Our "Medal of Honor" series explores the stories behind the courageous Pennsylvania veterans who have been awarded the prestigious Medal of Honor for their exemplary service in the United States military. In this entry, we recognize the achievements of Harry R. Harr, who received the Medal of Honor on March 28th, 1946.
Tominac joined the Army from Conemaugh, Pennsylvania in November 1941, and by September 12, 1944 was serving as a first lieutenant in Company I, 15th Infantry Regiment, 3rd Infantry Division.

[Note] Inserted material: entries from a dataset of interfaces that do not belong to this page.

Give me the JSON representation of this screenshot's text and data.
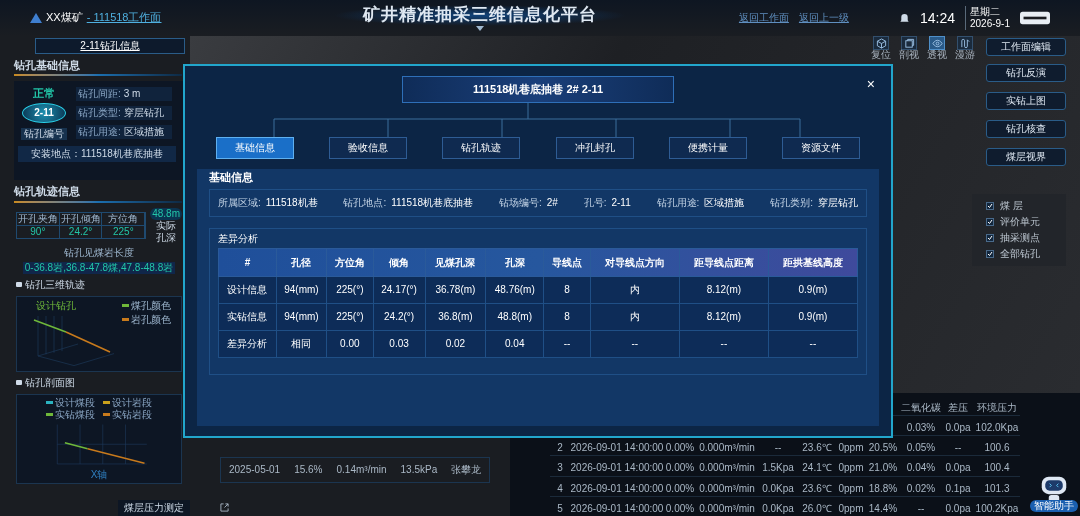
{
  "header": {
    "mine": "XX煤矿",
    "workface": "- 111518工作面",
    "title": "矿井精准抽采三维信息化平台",
    "nav": [
      "返回工作面",
      "返回上一级"
    ],
    "time": "14:24",
    "weekday": "星期二",
    "date": "2026-9-1"
  },
  "toolbar": [
    {
      "label": "复位",
      "selected": false
    },
    {
      "label": "剖视",
      "selected": false
    },
    {
      "label": "透视",
      "selected": true
    },
    {
      "label": "漫游",
      "selected": false
    }
  ],
  "left": {
    "tab": "2-11钻孔信息",
    "basic_title": "钻孔基础信息",
    "status": "正常",
    "hole_no": "2-11",
    "hole_no_label": "钻孔编号",
    "fields": [
      {
        "label": "钻孔间距:",
        "value": "3 m"
      },
      {
        "label": "钻孔类型:",
        "value": "穿层钻孔"
      },
      {
        "label": "钻孔用途:",
        "value": "区域措施"
      }
    ],
    "location": "安装地点：111518机巷底抽巷",
    "track_title": "钻孔轨迹信息",
    "angles": [
      {
        "label": "开孔夹角",
        "value": "90°"
      },
      {
        "label": "开孔倾角",
        "value": "24.2°"
      },
      {
        "label": "方位角",
        "value": "225°"
      }
    ],
    "depth": "48.8m",
    "depth_label": "实际孔深",
    "seam_label": "钻孔见煤岩长度",
    "seam_value": "0-36.8岩,36.8-47.8煤,47.8-48.8岩",
    "chart3d_title": "钻孔三维轨迹",
    "chart3d_legend": [
      {
        "label": "煤孔颜色",
        "color": "#6fb83a"
      },
      {
        "label": "岩孔颜色",
        "color": "#c87a1c"
      }
    ],
    "chart3d_note": "设计钻孔",
    "profile_title": "钻孔剖面图",
    "profile_legend": [
      {
        "label": "设计煤段",
        "color": "#2bb3c0"
      },
      {
        "label": "设计岩段",
        "color": "#c8a01c"
      },
      {
        "label": "实钻煤段",
        "color": "#6fb83a"
      },
      {
        "label": "实钻岩段",
        "color": "#c87a1c"
      }
    ],
    "profile_xlabel": "X轴",
    "bottom_label": "煤层压力测定"
  },
  "right_buttons": [
    "工作面编辑",
    "钻孔反演",
    "实钻上图",
    "钻孔核查",
    "煤层视界"
  ],
  "layers": [
    {
      "label": "煤 层",
      "checked": true
    },
    {
      "label": "评价单元",
      "checked": true
    },
    {
      "label": "抽采测点",
      "checked": true
    },
    {
      "label": "全部钻孔",
      "checked": true
    }
  ],
  "pressure_row": [
    "2025-05-01",
    "15.6%",
    "0.14m³/min",
    "13.5kPa",
    "张攀龙"
  ],
  "monitor": {
    "columns": [
      "二氧化碳",
      "差压",
      "环境压力"
    ],
    "rows": [
      [
        "0.03%",
        "0.0pa",
        "102.0Kpa"
      ],
      [
        "2",
        "2026-09-01 14:00:00",
        "0.00%",
        "0.000m³/min",
        "--",
        "23.6℃",
        "0ppm",
        "20.5%",
        "0.05%",
        "--",
        "100.6"
      ],
      [
        "3",
        "2026-09-01 14:00:00",
        "0.00%",
        "0.000m³/min",
        "1.5Kpa",
        "24.1℃",
        "0ppm",
        "21.0%",
        "0.04%",
        "0.0pa",
        "100.4"
      ],
      [
        "4",
        "2026-09-01 14:00:00",
        "0.00%",
        "0.000m³/min",
        "0.0Kpa",
        "23.6℃",
        "0ppm",
        "18.8%",
        "0.02%",
        "0.1pa",
        "101.3"
      ],
      [
        "5",
        "2026-09-01 14:00:00",
        "0.00%",
        "0.000m³/min",
        "0.0Kpa",
        "26.0℃",
        "0ppm",
        "14.4%",
        "--",
        "0.0pa",
        "100.2Kpa"
      ]
    ]
  },
  "assistant": "智能助手",
  "modal": {
    "title": "111518机巷底抽巷 2# 2-11",
    "close": "×",
    "tabs": [
      {
        "label": "基础信息",
        "selected": true
      },
      {
        "label": "验收信息",
        "selected": false
      },
      {
        "label": "钻孔轨迹",
        "selected": false
      },
      {
        "label": "冲孔封孔",
        "selected": false
      },
      {
        "label": "便携计量",
        "selected": false
      },
      {
        "label": "资源文件",
        "selected": false
      }
    ],
    "section": "基础信息",
    "info": [
      {
        "label": "所属区域:",
        "value": "111518机巷"
      },
      {
        "label": "钻孔地点:",
        "value": "111518机巷底抽巷"
      },
      {
        "label": "钻场编号:",
        "value": "2#"
      },
      {
        "label": "孔号:",
        "value": "2-11"
      },
      {
        "label": "钻孔用途:",
        "value": "区域措施"
      },
      {
        "label": "钻孔类别:",
        "value": "穿层钻孔"
      }
    ],
    "diff_title": "差异分析",
    "columns": [
      "#",
      "孔径",
      "方位角",
      "倾角",
      "见煤孔深",
      "孔深",
      "导线点",
      "对导线点方向",
      "距导线点距离",
      "距拱基线高度"
    ],
    "rows": [
      [
        "设计信息",
        "94(mm)",
        "225(°)",
        "24.17(°)",
        "36.78(m)",
        "48.76(m)",
        "8",
        "内",
        "8.12(m)",
        "0.9(m)"
      ],
      [
        "实钻信息",
        "94(mm)",
        "225(°)",
        "24.2(°)",
        "36.8(m)",
        "48.8(m)",
        "8",
        "内",
        "8.12(m)",
        "0.9(m)"
      ],
      [
        "差异分析",
        "相同",
        "0.00",
        "0.03",
        "0.02",
        "0.04",
        "--",
        "--",
        "--",
        "--"
      ]
    ]
  }
}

For conspicuous gallantry and intrepidity at risk of life above and beyond the call of duty on 12 September 1944, in an attack on Saulx de Vesoul, France, 1st Lt. Tominac was awarded the Medal of Honor. He charged alone over 50 yards of exposed terrain onto an enemy roadblock to dispatch a 3-man crew of German machine gunners with a single burst from his Thompson machine gun. After smashing the enemy outpost, he led one of his squads in the annihilation of a second hostile group defended by mortar, machine gun automatic pistol, rifle and grenade fire, killing about 30 of the enemy. Reaching the suburbs of the town, he advanced 50 yards ahead of his men to reconnoiter a third enemy position that commanded the road with a 77-mm. SP gun supported by infantry elements. The SP gun opened fire on his supporting tank, setting it afire with a direct hit. A fragment from the same shell painfully wounded 1st Lt. Tominac in the shoulder, knocking him to the ground. As the crew abandoned the M-4 tank, which was rolling downhill toward the enemy, 1st Lt. Tominac picked himself up and jumped onto the hull of the burning vehicle. Despite withering enemy machine gun, mortar, pistol, and sniper fire, which was ricocheting off the hull and turret of the M-4, 1st Lt. Tominac climbed to the turret and gripped the 50-caliber antiaircraft machine gun. Plainly silhouetted against the sky, painfully wounded, and with the tank burning beneath his feet, he directed bursts of machine gun fire on the roadblock, the SP gun, and the supporting German infantrymen, and forced the enemy to withdraw from his prepared position. Jumping off the tank before it exploded, 1st Lt. Tominac refused evacuation despite his painful wound. Calling upon a sergeant to extract the shell fragments from his shoulder with a pocketknife, he continued to direct the assault, led his squad in a hand grenade attack against a fortified position occupied by 32 of the enemy armed with machine guns, machine pistols, and rifles, and compelled them to surrender. His outstanding heroism and exemplary leadership resulted in the destruction of four successive enemy defensive positions, surrender of a vital sector of the city Saulx de Vesoul, and the death or capture of at least 60 of the enemy.
Tominac remained in the Army after World War II, reaching the rank of colonel and serving in both the Korean and Vietnam Wars. He died at age 76 and was buried in Arlington National Cemetery, Arlington County, Virginia. The Maple Street Bridge in Johnstown, Pennsylvania, in his home county of Cambria County, was named the Colonel John Joseph Tominac Memorial Bridge in his honor.